PROBLEM TO WORK ON — Without the pictures, set down the records below word for word.

(Beginning of DATA)

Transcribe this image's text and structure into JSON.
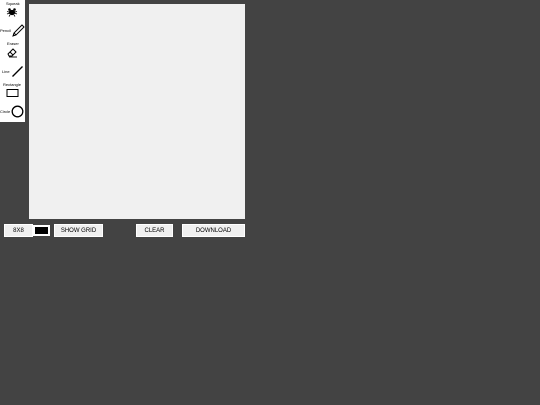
{
  "tools": {
    "squeak": {
      "label": "Squeak",
      "icon": "squeak-icon"
    },
    "pencil": {
      "label": "Pencil",
      "icon": "pencil-icon"
    },
    "eraser": {
      "label": "Eraser",
      "icon": "eraser-icon"
    },
    "line": {
      "label": "Line",
      "icon": "line-icon"
    },
    "rectangle": {
      "label": "Rectangle",
      "icon": "rectangle-icon"
    },
    "circle": {
      "label": "Circle",
      "icon": "circle-icon"
    }
  },
  "controls": {
    "size_label": "8X8",
    "color": "#000000",
    "show_grid_label": "SHOW GRID",
    "clear_label": "CLEAR",
    "download_label": "DOWNLOAD"
  },
  "colors": {
    "background": "#434343",
    "canvas": "#f0f0f0",
    "panel": "#ffffff"
  }
}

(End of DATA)

OUTPUT FOR THIS TASK —
Transcribe this image's text and structure into JSON.
{
  "tools": {
    "squeak": {
      "label": "Squeak",
      "icon": "squeak-icon"
    },
    "pencil": {
      "label": "Pencil",
      "icon": "pencil-icon"
    },
    "eraser": {
      "label": "Eraser",
      "icon": "eraser-icon"
    },
    "line": {
      "label": "Line",
      "icon": "line-icon"
    },
    "rectangle": {
      "label": "Rectangle",
      "icon": "rectangle-icon"
    },
    "circle": {
      "label": "Circle",
      "icon": "circle-icon"
    }
  },
  "controls": {
    "size_label": "8X8",
    "color": "#000000",
    "show_grid_label": "SHOW GRID",
    "clear_label": "CLEAR",
    "download_label": "DOWNLOAD"
  },
  "colors": {
    "background": "#434343",
    "canvas": "#f0f0f0",
    "panel": "#ffffff"
  }
}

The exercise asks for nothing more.